(1) In the study area the igneous activity began with the eruption of andesite.
(2) The eruption of the andesite was followed by the extrusion of rhyolite and rhyolitic tuff at that time.
(3) After the volcanism, diorite pluton associated with Kanzachaung Batholith emplaced as the first stage of plutonism.
(4) The leucogranite intruded the older units as a later phase intrusion of the large granitic pluton.
(5) The major emplacement of igneous rock within the study area was ended up by building of dacite cone and local eruption of its pyroclastics (6) After the major plutonism and volcanism, it was followed by the minor intrusions of aplite and tonalite dykes and quartz veins.
The various igneous rock types might have been emplaced as successive phases within a certain limit of geological time span.
According to field relationship, the andesite of the study area are older than the Kanzachaung Batholith of 93.8 + 3.4 Ma and 97.8 ±3.6 Ma (DGSE, 1976). Besides, this than the Shwedaung Formation which is correlated with the Ngapyaw daw unit is youngerung Formation of Late Triassic age in the Katha-Tigyaing area (Myint Thein et al 1983). Therefore, the age of the andesite is possibly Early Cretaceous.
After the eruption of the andesite, the extrusion of rhyolite and rhyolitic tuff followed as differentiated portion of the and desitic magma. Therefore, the rhyolite is early cretaceous in age.

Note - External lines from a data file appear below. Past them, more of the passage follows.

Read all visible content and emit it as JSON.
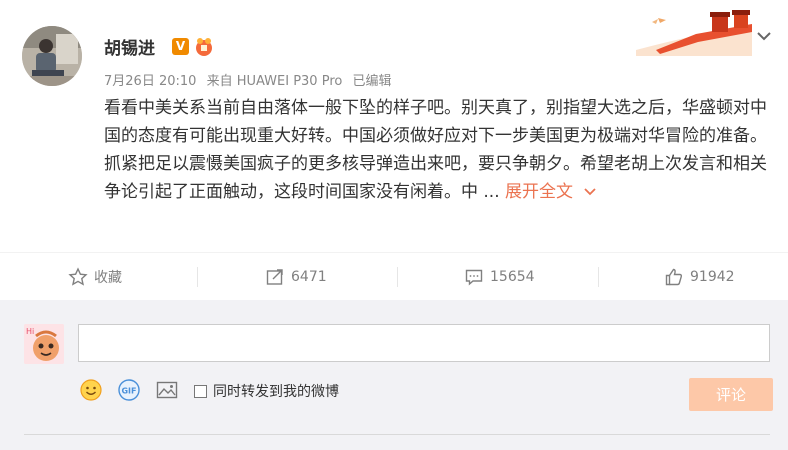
{
  "post": {
    "username": "胡锡进",
    "vip_badge": "V",
    "date": "7月26日 20:10",
    "source": "来自 HUAWEI P30 Pro",
    "edited": "已编辑",
    "paragraph1": "看看中美关系当前自由落体一般下坠的样子吧。别天真了，别指望大选之后，华盛顿对中国的态度有可能出现重大好转。中国必须做好应对下一步美国更为极端对华冒险的准备。",
    "paragraph2": "抓紧把足以震慑美国疯子的更多核导弹造出来吧，要只争朝夕。希望老胡上次发言和相关争论引起了正面触动，这段时间国家没有闲着。中 ...",
    "expand_label": "展开全文"
  },
  "actions": {
    "favorite_label": "收藏",
    "repost_count": "6471",
    "comment_count": "15654",
    "like_count": "91942"
  },
  "comment_box": {
    "input_value": "",
    "repost_checkbox_label": "同时转发到我的微博",
    "repost_checked": false,
    "submit_label": "评论",
    "gif_label": "GIF"
  },
  "colors": {
    "accent": "#eb7350",
    "submit_disabled": "#fdc8a8",
    "vip_orange": "#f08a00"
  }
}
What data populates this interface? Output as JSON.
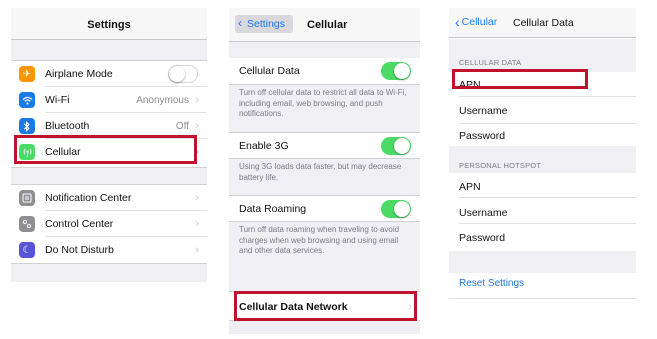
{
  "settings": {
    "title": "Settings",
    "items": [
      {
        "label": "Airplane Mode",
        "icon": "airplane-icon",
        "icon_color": "#ff9500"
      },
      {
        "label": "Wi-Fi",
        "value": "Anonymous",
        "icon": "wifi-icon",
        "icon_color": "#1a7ae8"
      },
      {
        "label": "Bluetooth",
        "value": "Off",
        "icon": "bluetooth-icon",
        "icon_color": "#1a7ae8"
      },
      {
        "label": "Cellular",
        "icon": "cellular-icon",
        "icon_color": "#4cd964"
      },
      {
        "label": "Notification Center",
        "icon": "notification-center-icon",
        "icon_color": "#8e8e93"
      },
      {
        "label": "Control Center",
        "icon": "control-center-icon",
        "icon_color": "#8e8e93"
      },
      {
        "label": "Do Not Disturb",
        "icon": "do-not-disturb-icon",
        "icon_color": "#5856d6"
      }
    ]
  },
  "cellular": {
    "back": "Settings",
    "title": "Cellular",
    "cellular_data": {
      "label": "Cellular Data",
      "on": true,
      "desc": "Turn off cellular data to restrict all data to Wi-Fi, including email, web browsing, and push notifications."
    },
    "enable_3g": {
      "label": "Enable 3G",
      "on": true,
      "desc": "Using 3G loads data faster, but may decrease battery life."
    },
    "data_roaming": {
      "label": "Data Roaming",
      "on": true,
      "desc": "Turn off data roaming when traveling to avoid charges when web browsing and using email and other data services."
    },
    "network": {
      "label": "Cellular Data Network"
    }
  },
  "cellular_data": {
    "back": "Cellular",
    "title": "Cellular Data",
    "section1": "CELLULAR DATA",
    "fields1": [
      "APN",
      "Username",
      "Password"
    ],
    "section2": "PERSONAL HOTSPOT",
    "fields2": [
      "APN",
      "Username",
      "Password"
    ],
    "reset": "Reset Settings"
  },
  "colors": {
    "highlight": "#c0122a",
    "accent": "#1a7ae8",
    "toggle_on": "#4cd964"
  }
}
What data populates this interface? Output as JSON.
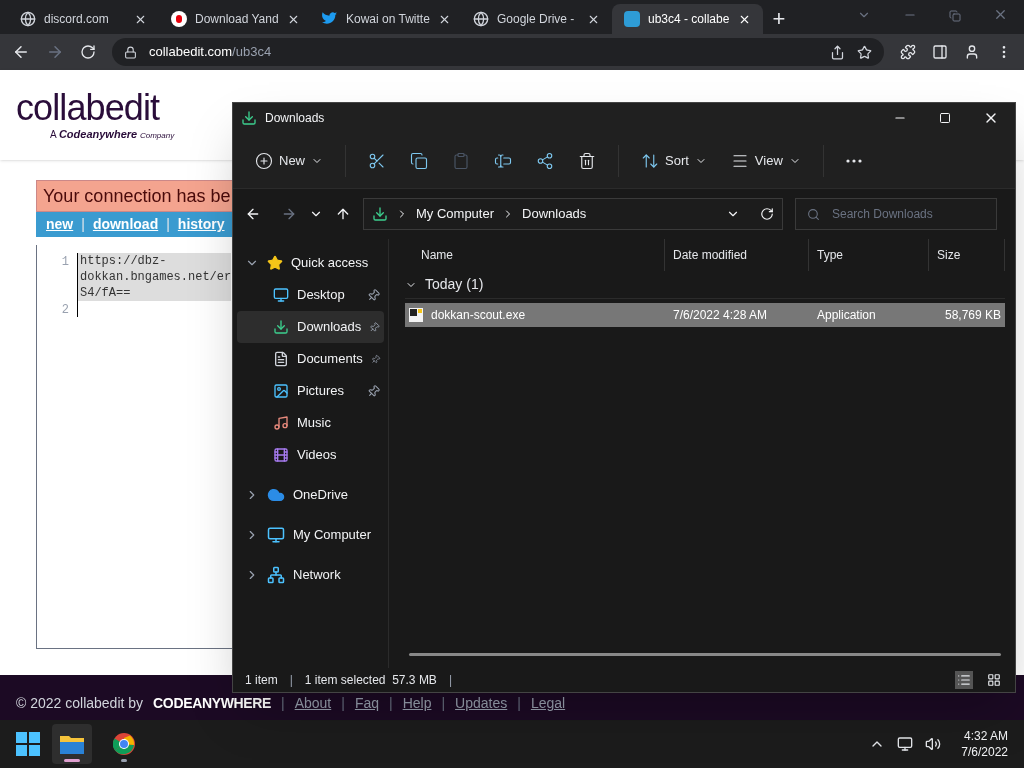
{
  "browser": {
    "tabs": [
      {
        "title": "discord.com",
        "kind": "globe",
        "selected": false
      },
      {
        "title": "Download Yand",
        "kind": "yandex",
        "selected": false
      },
      {
        "title": "Kowai on Twitte",
        "kind": "bird",
        "selected": false
      },
      {
        "title": "Google Drive -",
        "kind": "globe",
        "selected": false
      },
      {
        "title": "ub3c4 - collabe",
        "kind": "ce",
        "selected": true
      }
    ],
    "new_tab": "+",
    "url_host": "collabedit.com",
    "url_path": "/ub3c4"
  },
  "page": {
    "logo": "collabedit",
    "tagline_prefix": "A",
    "tagline_brand": "Codeanywhere",
    "tagline_suffix": "Company",
    "banner": "Your connection has be",
    "links": [
      "new",
      "download",
      "history"
    ],
    "link_separators": [
      "|",
      "|"
    ],
    "editor": {
      "lines": [
        {
          "number": "1",
          "text": "https://dbz-\ndokkan.bngames.net/er\nS4/fA=="
        },
        {
          "number": "2"
        }
      ]
    },
    "footer": {
      "copyright": "© 2022 collabedit by",
      "brand": "CODEANYWHERE",
      "separators": [
        "|",
        "|",
        "|",
        "|",
        "|"
      ],
      "links": [
        "About",
        "Faq",
        "Help",
        "Updates",
        "Legal"
      ]
    }
  },
  "explorer": {
    "title": "Downloads",
    "toolbar": [
      {
        "kind": "new",
        "label": "New"
      },
      {
        "kind": "cut"
      },
      {
        "kind": "copy"
      },
      {
        "kind": "paste",
        "disabled": true
      },
      {
        "kind": "rename"
      },
      {
        "kind": "share"
      },
      {
        "kind": "delete"
      },
      {
        "kind": "sort",
        "label": "Sort"
      },
      {
        "kind": "view",
        "label": "View"
      },
      {
        "kind": "more"
      }
    ],
    "breadcrumb": [
      "My Computer",
      "Downloads"
    ],
    "search": {
      "placeholder": "Search Downloads"
    },
    "sidebar": [
      {
        "label": "Quick access",
        "kind": "star",
        "expanded": true,
        "selected": false,
        "children": [
          {
            "label": "Desktop",
            "kind": "desktop",
            "pinned": true,
            "selected": false
          },
          {
            "label": "Downloads",
            "kind": "download",
            "pinned": true,
            "selected": true
          },
          {
            "label": "Documents",
            "kind": "document",
            "pinned": true,
            "selected": false
          },
          {
            "label": "Pictures",
            "kind": "picture",
            "pinned": true,
            "selected": false
          },
          {
            "label": "Music",
            "kind": "music",
            "pinned": false,
            "selected": false
          },
          {
            "label": "Videos",
            "kind": "video",
            "pinned": false,
            "selected": false
          }
        ]
      },
      {
        "label": "OneDrive",
        "kind": "cloud",
        "expanded": false,
        "selected": false
      },
      {
        "label": "My Computer",
        "kind": "computer",
        "expanded": false,
        "selected": false
      },
      {
        "label": "Network",
        "kind": "network",
        "expanded": false,
        "selected": false
      }
    ],
    "columns": [
      "Name",
      "Date modified",
      "Type",
      "Size"
    ],
    "groups": [
      {
        "label": "Today (1)",
        "expanded": true,
        "rows": [
          {
            "name": "dokkan-scout.exe",
            "date": "7/6/2022 4:28 AM",
            "type": "Application",
            "size": "58,769 KB",
            "selected": true
          }
        ]
      }
    ],
    "status": [
      "1 item",
      "1 item selected  57.3 MB"
    ],
    "status_separators": [
      "|",
      "|"
    ]
  },
  "taskbar": {
    "time": "4:32 AM",
    "date": "7/6/2022",
    "apps": [
      {
        "kind": "explorer",
        "active": true
      },
      {
        "kind": "chrome",
        "active": false
      }
    ]
  }
}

The smaller pluton of diorite is interpreted as a marginal facies of the larger granodiorite intrusion (Kanzachaung Batholith). Due to the radiometric dating the diorite intruded in Late Cretaceous age. (DGSE, 1976)
According to radiometric dating the secondary hydrothermal muscovite of the leucogranite (defined as altered quartz-diorite) yields an age of 52.9 2.5 Ma (Early Eocene) by DGSE (1976). Therefore, the age of leucogranite is possibly Late Cretaceous.
Dacite and its pyroclastics extruded contemporaneously with the deposition of Ketpanda sediments during Eocene time. The estimated age is supported by K-Ar dating of andesite sill intruded in these sediments at Middle Eocene, 50.1 2.5 Ma (DGSE, 1976). The possible age of the dacite is Eocene.
The age of the various types of dykes and veins cannot be determined certainly However, the age of dykes is possibly Post Cretaceous. According to the IGCP Report (1978), the age of tonalite dyke occurred in the leucogranite is given as Lower Oligocene.
Therefore, it may be concluded that the age of igneous rocks exposed in the study area may be regarded as Early Cretaceous to possibly Oligocene.